### The problem
Copy every line of the data that includes the string "level".
━━━━
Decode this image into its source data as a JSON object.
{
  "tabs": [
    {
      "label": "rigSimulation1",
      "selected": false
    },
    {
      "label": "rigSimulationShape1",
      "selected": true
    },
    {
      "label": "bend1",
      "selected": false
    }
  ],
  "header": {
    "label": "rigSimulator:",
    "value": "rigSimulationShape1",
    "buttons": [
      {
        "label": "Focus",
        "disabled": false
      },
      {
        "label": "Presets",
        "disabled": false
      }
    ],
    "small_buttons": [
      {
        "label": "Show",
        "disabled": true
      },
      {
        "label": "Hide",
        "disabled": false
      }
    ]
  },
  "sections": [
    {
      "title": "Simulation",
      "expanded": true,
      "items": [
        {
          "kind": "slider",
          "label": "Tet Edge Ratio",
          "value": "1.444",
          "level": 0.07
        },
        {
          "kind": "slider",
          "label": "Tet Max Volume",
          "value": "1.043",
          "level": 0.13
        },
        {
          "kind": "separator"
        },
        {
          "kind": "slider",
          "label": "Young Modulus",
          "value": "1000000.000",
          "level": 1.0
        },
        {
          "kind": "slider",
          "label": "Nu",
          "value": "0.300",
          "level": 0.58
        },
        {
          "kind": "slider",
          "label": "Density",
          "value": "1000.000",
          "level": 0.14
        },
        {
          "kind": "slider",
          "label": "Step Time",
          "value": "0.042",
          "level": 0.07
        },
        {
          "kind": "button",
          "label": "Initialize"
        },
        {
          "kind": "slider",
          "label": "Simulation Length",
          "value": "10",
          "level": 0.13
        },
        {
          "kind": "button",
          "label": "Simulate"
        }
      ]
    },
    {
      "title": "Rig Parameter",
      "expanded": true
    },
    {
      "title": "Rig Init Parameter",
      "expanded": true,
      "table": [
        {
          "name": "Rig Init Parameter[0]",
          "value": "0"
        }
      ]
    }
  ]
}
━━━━
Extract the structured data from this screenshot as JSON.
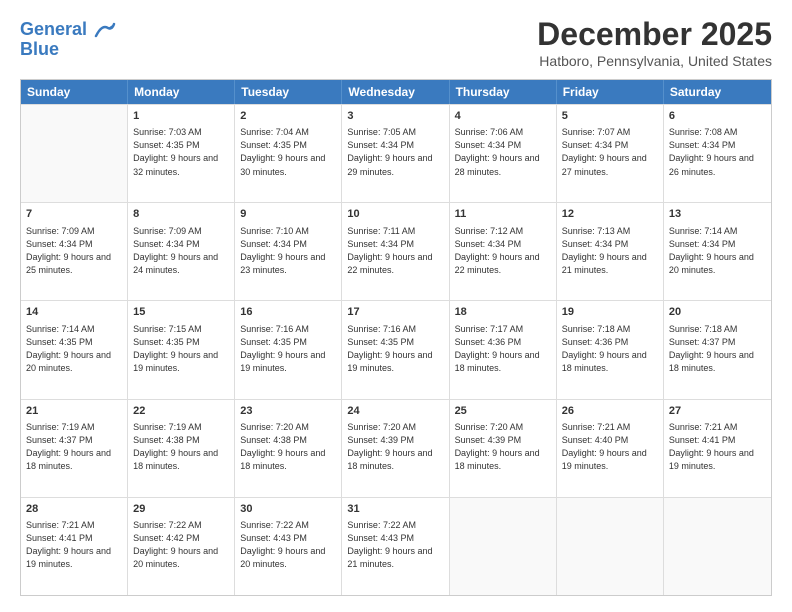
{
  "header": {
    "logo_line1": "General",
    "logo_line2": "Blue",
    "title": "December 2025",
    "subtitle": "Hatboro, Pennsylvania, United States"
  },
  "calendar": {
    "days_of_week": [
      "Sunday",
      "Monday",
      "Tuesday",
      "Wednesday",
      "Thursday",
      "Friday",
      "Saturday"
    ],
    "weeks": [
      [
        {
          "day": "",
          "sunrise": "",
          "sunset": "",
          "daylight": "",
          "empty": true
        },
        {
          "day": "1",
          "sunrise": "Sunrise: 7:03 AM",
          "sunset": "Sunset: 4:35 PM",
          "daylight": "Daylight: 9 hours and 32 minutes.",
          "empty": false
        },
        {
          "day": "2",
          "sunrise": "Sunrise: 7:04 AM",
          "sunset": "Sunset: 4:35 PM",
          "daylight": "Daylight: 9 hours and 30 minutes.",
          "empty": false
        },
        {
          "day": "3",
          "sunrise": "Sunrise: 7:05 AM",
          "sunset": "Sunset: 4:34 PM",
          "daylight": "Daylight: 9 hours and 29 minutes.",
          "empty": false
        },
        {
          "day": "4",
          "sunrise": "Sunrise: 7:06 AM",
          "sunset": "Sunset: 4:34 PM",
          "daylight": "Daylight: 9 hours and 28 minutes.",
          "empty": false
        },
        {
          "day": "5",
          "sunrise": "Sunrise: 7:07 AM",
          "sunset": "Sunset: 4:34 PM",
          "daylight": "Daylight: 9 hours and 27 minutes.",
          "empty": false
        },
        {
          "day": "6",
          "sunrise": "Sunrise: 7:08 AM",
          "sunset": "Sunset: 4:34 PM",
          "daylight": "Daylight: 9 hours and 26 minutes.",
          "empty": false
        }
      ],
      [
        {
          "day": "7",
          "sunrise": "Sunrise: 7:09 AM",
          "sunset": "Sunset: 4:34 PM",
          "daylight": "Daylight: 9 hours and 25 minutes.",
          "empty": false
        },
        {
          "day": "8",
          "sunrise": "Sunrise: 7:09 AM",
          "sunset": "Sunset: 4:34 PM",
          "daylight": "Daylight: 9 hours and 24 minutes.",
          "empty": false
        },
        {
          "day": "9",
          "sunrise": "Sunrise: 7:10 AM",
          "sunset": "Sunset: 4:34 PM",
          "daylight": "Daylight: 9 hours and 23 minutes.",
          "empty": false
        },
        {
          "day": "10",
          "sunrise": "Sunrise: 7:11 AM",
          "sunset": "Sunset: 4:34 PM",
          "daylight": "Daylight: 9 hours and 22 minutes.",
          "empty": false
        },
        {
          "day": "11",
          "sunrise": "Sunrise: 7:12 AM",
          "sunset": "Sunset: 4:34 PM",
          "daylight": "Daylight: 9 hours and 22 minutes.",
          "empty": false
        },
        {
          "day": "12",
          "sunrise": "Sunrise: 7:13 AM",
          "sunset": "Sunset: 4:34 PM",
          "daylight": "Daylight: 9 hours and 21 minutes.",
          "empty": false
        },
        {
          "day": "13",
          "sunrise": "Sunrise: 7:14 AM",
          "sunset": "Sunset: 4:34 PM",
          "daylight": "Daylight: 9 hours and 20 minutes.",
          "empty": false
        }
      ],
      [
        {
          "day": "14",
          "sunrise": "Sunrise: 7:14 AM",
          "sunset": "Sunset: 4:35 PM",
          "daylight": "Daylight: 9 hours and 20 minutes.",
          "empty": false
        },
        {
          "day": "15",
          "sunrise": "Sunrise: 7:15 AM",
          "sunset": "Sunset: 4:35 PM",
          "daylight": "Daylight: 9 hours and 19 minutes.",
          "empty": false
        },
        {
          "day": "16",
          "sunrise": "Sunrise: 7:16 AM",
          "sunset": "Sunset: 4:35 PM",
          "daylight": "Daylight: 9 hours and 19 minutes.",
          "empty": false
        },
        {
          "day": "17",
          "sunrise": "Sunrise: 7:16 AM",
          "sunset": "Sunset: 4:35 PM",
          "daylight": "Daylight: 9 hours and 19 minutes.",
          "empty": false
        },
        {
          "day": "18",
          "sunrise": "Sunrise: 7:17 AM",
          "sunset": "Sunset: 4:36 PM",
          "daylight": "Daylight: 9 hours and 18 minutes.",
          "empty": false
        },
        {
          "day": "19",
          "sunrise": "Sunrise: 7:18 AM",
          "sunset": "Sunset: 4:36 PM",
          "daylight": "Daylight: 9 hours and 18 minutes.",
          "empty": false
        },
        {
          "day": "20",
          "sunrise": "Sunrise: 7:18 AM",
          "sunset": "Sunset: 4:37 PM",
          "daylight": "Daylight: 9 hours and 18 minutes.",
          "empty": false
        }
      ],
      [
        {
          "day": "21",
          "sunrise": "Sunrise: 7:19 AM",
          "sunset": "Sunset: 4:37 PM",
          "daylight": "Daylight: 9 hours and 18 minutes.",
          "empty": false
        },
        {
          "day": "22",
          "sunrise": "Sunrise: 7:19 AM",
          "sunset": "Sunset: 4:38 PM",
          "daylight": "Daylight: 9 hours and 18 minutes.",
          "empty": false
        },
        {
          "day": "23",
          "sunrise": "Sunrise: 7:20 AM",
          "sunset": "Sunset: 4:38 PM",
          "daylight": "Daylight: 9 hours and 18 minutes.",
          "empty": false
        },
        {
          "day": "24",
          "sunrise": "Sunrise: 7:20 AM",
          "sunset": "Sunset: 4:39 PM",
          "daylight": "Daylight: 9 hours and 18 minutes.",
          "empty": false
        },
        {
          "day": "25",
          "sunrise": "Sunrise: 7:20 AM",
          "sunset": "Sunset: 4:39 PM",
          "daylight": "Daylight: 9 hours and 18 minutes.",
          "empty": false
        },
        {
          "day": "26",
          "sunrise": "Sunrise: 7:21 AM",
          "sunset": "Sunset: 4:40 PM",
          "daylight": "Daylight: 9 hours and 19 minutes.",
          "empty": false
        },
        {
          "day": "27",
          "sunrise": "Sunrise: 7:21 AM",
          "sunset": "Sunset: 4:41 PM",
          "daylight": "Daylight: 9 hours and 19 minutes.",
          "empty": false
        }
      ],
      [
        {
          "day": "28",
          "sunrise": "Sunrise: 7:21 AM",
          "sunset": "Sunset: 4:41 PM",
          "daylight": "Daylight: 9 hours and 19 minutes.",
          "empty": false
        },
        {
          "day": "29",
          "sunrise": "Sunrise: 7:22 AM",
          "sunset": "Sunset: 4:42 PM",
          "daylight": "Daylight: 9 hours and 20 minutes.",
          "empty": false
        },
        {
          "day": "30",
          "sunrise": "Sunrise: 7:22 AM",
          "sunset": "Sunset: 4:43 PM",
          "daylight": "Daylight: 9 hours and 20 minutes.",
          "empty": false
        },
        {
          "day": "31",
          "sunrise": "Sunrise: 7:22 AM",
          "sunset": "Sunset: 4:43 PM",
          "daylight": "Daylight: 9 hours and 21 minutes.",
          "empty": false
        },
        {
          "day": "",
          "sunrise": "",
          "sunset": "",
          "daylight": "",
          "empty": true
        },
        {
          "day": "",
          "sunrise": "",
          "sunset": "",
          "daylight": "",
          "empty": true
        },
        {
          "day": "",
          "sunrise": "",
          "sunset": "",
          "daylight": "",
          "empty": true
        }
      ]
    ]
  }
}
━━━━
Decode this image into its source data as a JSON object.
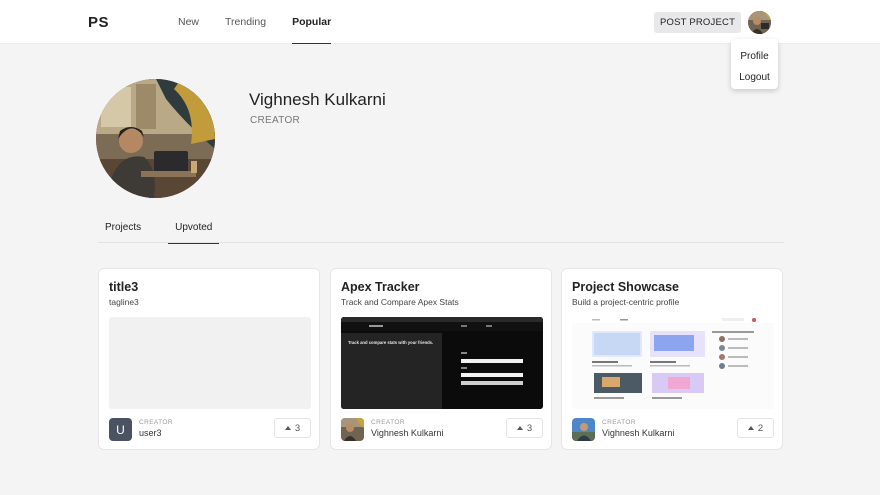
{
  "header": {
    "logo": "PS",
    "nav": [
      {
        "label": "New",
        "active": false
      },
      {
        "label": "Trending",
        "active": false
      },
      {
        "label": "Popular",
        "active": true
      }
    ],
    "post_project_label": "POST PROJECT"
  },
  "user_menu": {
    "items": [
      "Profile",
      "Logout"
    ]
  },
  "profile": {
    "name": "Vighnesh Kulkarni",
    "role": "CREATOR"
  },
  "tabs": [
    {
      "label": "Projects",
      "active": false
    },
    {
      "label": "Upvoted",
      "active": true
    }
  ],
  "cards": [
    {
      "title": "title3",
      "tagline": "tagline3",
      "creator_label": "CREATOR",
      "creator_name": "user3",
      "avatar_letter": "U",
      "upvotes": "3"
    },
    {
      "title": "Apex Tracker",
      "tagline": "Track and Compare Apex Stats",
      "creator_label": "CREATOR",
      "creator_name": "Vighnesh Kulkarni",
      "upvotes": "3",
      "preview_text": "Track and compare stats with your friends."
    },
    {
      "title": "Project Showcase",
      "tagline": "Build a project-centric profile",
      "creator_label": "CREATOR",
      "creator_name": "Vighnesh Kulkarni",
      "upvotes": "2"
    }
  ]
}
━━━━
### Task response
          "level": 0.07
          "level": 0.13
          "level": 1.0
          "level": 0.58
          "level": 0.14
          "level": 0.07
          "level": 0.13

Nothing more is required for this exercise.